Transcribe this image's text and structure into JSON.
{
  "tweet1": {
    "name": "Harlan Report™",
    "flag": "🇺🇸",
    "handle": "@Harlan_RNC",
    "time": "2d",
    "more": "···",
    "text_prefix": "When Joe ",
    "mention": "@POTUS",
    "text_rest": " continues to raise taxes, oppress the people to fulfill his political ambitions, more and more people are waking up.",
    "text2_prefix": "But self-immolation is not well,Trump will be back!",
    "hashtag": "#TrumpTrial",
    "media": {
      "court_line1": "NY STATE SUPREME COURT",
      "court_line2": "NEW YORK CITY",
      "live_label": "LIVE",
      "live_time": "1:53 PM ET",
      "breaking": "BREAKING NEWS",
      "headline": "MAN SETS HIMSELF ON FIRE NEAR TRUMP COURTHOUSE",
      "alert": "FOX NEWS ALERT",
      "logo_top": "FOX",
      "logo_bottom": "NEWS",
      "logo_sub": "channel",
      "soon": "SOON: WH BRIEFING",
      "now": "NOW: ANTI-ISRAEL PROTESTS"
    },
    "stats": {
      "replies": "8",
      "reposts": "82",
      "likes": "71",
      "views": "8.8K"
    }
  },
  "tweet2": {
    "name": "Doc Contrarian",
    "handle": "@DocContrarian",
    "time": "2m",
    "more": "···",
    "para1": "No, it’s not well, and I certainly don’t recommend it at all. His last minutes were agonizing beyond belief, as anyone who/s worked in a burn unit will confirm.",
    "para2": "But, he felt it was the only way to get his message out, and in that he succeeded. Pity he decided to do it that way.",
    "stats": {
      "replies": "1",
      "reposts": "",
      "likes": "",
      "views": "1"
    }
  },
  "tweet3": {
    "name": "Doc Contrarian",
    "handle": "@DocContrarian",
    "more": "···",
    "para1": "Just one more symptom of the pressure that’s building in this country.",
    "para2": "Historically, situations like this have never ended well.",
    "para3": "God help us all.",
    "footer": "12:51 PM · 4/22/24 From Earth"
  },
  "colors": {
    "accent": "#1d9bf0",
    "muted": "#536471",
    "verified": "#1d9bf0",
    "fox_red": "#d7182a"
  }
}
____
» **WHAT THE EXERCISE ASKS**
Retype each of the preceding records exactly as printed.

» **SOLVED PROBLEM**
Transcribe this image's text and structure into JSON.
{
  "tweet1": {
    "name": "Harlan Report™",
    "flag": "🇺🇸",
    "handle": "@Harlan_RNC",
    "time": "2d",
    "more": "···",
    "text_prefix": "When Joe ",
    "mention": "@POTUS",
    "text_rest": " continues to raise taxes, oppress the people to fulfill his political ambitions, more and more people are waking up.",
    "text2_prefix": "But self-immolation is not well,Trump will be back!",
    "hashtag": "#TrumpTrial",
    "media": {
      "court_line1": "NY STATE SUPREME COURT",
      "court_line2": "NEW YORK CITY",
      "live_label": "LIVE",
      "live_time": "1:53 PM ET",
      "breaking": "BREAKING NEWS",
      "headline": "MAN SETS HIMSELF ON FIRE NEAR TRUMP COURTHOUSE",
      "alert": "FOX NEWS ALERT",
      "logo_top": "FOX",
      "logo_bottom": "NEWS",
      "logo_sub": "channel",
      "soon": "SOON: WH BRIEFING",
      "now": "NOW: ANTI-ISRAEL PROTESTS"
    },
    "stats": {
      "replies": "8",
      "reposts": "82",
      "likes": "71",
      "views": "8.8K"
    }
  },
  "tweet2": {
    "name": "Doc Contrarian",
    "handle": "@DocContrarian",
    "time": "2m",
    "more": "···",
    "para1": "No, it’s not well, and I certainly don’t recommend it at all. His last minutes were agonizing beyond belief, as anyone who/s worked in a burn unit will confirm.",
    "para2": "But, he felt it was the only way to get his message out, and in that he succeeded. Pity he decided to do it that way.",
    "stats": {
      "replies": "1",
      "reposts": "",
      "likes": "",
      "views": "1"
    }
  },
  "tweet3": {
    "name": "Doc Contrarian",
    "handle": "@DocContrarian",
    "more": "···",
    "para1": "Just one more symptom of the pressure that’s building in this country.",
    "para2": "Historically, situations like this have never ended well.",
    "para3": "God help us all.",
    "footer": "12:51 PM · 4/22/24 From Earth"
  },
  "colors": {
    "accent": "#1d9bf0",
    "muted": "#536471",
    "verified": "#1d9bf0",
    "fox_red": "#d7182a"
  }
}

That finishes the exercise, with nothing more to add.